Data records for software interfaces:
★ ★ ★ ★ ★

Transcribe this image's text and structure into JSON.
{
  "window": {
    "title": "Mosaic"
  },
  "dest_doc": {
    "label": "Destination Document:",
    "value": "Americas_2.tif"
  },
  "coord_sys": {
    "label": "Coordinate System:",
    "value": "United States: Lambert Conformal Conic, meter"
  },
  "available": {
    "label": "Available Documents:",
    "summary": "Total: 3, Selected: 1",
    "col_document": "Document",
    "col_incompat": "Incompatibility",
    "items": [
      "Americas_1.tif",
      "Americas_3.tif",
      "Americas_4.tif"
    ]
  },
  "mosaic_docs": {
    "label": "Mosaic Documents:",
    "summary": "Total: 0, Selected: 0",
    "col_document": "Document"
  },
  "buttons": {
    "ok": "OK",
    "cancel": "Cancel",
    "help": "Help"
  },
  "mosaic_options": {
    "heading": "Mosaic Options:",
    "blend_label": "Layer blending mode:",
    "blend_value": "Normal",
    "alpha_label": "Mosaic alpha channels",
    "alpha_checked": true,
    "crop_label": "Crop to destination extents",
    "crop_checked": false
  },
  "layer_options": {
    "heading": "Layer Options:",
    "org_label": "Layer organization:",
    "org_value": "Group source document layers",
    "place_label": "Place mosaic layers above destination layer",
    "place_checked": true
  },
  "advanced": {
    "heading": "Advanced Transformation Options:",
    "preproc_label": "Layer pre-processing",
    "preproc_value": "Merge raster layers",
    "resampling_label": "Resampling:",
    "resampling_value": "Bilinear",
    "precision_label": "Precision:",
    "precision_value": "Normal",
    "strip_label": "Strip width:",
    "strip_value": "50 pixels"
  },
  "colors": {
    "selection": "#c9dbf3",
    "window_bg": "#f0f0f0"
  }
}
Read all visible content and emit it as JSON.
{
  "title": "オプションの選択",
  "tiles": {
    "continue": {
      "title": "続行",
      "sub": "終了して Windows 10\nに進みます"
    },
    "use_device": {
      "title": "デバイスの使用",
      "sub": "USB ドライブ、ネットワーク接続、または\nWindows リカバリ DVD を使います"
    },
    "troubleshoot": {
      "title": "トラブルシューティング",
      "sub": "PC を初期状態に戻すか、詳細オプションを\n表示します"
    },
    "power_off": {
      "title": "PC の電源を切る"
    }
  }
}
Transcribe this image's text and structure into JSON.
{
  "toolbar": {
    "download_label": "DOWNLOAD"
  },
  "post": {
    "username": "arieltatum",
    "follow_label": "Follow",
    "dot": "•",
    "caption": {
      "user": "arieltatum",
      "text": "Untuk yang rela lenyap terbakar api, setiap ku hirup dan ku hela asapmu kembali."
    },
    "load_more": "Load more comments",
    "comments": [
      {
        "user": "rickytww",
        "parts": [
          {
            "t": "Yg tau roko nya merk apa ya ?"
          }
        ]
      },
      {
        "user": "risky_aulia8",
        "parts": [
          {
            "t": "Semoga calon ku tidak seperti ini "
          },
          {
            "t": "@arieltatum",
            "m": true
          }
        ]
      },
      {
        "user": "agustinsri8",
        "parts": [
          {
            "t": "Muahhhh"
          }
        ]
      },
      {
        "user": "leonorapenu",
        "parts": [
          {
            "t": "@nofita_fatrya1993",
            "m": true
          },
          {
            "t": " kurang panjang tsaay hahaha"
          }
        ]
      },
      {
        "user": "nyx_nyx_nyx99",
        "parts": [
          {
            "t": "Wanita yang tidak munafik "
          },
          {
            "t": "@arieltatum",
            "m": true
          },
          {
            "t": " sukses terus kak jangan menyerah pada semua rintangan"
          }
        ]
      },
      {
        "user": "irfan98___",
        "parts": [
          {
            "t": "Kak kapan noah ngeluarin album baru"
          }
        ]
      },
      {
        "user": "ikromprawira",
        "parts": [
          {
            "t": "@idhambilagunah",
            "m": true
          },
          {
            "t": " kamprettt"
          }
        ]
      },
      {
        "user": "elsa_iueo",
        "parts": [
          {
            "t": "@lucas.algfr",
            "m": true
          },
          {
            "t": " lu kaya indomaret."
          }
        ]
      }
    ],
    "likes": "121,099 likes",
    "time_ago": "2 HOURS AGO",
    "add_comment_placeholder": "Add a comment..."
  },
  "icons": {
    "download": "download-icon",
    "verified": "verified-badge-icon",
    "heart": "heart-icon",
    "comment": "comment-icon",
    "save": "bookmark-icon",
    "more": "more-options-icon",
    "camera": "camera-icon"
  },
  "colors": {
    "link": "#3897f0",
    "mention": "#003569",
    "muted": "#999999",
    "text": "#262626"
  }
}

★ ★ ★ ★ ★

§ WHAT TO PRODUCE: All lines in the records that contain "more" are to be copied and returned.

§ ANSWER BOX:
    "load_more": "Load more comments",
    "more": "more-options-icon",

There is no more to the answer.